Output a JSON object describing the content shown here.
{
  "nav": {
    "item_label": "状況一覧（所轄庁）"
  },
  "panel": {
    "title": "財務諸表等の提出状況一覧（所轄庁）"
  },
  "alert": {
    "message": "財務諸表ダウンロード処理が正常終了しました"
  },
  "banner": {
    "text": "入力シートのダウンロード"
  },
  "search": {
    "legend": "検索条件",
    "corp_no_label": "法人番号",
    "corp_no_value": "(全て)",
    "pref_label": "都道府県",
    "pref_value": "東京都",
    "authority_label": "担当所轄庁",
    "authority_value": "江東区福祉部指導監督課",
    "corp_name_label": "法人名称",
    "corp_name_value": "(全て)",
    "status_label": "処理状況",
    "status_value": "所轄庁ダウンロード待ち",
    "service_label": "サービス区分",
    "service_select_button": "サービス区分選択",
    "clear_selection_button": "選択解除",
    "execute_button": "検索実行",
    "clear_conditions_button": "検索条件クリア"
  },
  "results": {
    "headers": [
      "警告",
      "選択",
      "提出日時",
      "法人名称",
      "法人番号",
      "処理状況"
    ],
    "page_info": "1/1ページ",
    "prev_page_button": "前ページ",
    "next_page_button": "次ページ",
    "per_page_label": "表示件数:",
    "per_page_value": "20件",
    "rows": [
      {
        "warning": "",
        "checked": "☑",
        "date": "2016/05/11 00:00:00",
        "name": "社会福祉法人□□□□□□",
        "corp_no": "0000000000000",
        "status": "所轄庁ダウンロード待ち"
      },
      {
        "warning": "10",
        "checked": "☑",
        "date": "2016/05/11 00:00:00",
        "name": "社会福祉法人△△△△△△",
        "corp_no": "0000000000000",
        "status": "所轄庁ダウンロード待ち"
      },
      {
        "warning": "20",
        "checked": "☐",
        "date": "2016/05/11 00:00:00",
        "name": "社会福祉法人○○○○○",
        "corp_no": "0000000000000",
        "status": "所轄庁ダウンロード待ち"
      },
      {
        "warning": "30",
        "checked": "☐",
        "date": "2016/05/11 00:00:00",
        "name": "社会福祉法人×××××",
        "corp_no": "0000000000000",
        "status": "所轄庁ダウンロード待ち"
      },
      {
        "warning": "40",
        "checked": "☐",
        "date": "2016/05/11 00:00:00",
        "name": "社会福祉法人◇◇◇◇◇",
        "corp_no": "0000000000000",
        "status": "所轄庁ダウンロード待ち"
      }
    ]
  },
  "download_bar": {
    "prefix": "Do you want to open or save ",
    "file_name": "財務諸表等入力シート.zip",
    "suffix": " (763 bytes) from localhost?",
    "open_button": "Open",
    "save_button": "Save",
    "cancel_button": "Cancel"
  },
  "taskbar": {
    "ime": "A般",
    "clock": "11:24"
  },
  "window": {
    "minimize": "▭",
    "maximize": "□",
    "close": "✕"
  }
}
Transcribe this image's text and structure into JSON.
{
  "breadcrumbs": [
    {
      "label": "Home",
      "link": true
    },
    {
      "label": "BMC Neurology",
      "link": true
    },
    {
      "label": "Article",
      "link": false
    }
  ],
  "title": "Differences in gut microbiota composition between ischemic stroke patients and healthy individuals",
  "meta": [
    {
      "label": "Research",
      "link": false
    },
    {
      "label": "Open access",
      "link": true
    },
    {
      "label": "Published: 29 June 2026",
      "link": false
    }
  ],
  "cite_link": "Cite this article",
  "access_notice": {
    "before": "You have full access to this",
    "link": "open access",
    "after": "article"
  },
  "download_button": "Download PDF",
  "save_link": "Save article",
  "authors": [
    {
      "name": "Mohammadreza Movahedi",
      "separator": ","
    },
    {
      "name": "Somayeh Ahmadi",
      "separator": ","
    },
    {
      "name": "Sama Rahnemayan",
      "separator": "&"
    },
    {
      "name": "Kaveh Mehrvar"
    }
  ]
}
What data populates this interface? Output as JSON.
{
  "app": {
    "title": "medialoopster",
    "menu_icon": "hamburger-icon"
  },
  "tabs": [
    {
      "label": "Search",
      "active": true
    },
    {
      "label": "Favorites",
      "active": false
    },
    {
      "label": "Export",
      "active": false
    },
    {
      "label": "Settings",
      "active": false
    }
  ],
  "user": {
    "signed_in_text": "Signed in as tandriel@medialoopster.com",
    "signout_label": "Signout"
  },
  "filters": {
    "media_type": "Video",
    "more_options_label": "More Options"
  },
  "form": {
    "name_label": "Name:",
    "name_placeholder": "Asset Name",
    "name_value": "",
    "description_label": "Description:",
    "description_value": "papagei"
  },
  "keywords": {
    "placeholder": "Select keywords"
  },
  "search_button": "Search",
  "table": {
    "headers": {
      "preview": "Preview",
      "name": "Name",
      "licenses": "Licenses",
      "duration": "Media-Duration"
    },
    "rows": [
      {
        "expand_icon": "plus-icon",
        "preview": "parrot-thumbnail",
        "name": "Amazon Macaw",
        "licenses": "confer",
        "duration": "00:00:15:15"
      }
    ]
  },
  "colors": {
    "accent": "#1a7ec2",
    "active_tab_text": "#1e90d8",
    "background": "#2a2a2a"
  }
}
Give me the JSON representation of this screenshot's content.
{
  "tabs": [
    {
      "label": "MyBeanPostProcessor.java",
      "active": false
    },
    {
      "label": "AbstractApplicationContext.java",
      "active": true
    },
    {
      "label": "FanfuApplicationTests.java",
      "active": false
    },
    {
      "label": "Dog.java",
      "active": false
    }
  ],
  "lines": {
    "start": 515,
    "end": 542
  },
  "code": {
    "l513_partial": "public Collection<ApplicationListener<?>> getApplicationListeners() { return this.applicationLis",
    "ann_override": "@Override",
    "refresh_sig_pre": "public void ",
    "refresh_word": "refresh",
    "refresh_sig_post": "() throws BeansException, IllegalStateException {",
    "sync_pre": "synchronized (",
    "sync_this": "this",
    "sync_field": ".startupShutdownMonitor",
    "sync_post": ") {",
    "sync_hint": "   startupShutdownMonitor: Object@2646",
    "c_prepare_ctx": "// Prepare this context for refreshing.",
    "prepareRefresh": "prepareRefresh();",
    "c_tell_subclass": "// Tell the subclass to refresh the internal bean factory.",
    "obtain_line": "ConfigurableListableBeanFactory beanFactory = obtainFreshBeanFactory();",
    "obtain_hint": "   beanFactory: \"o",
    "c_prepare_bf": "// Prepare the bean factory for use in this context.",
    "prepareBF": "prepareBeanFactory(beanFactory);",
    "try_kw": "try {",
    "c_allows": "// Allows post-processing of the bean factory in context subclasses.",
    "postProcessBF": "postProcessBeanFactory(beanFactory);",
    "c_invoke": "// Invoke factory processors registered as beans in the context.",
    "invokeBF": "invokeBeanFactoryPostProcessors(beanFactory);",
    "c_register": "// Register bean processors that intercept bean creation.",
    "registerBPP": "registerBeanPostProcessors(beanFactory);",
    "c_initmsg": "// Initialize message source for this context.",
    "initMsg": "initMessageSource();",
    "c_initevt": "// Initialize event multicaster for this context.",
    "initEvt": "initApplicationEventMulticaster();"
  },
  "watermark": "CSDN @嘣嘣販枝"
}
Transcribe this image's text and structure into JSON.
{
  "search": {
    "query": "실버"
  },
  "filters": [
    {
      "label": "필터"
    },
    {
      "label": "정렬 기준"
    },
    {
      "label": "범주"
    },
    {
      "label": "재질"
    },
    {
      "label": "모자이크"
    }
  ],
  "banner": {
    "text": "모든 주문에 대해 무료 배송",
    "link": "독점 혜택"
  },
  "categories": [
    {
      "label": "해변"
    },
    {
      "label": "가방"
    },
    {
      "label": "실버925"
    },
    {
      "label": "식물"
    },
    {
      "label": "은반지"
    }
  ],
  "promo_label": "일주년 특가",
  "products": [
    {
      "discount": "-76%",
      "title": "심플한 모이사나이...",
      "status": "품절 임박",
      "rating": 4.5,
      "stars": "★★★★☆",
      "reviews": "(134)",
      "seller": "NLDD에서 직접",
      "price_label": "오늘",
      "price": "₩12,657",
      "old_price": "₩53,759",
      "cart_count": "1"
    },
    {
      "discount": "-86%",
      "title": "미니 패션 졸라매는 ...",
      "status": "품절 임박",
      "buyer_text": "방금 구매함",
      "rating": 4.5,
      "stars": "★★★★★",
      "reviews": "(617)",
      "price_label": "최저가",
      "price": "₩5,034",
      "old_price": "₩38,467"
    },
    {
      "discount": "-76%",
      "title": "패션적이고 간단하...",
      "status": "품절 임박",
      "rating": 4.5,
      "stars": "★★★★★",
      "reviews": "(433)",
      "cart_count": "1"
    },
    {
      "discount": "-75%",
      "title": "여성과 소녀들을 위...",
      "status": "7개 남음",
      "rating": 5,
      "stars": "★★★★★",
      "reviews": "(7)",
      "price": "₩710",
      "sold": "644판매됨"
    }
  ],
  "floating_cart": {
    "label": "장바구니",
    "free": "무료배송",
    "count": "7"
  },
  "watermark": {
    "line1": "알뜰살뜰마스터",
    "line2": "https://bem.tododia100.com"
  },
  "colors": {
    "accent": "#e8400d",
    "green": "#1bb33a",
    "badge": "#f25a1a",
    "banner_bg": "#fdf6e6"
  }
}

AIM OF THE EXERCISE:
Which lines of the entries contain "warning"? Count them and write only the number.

EXERCISE ANSWER:
5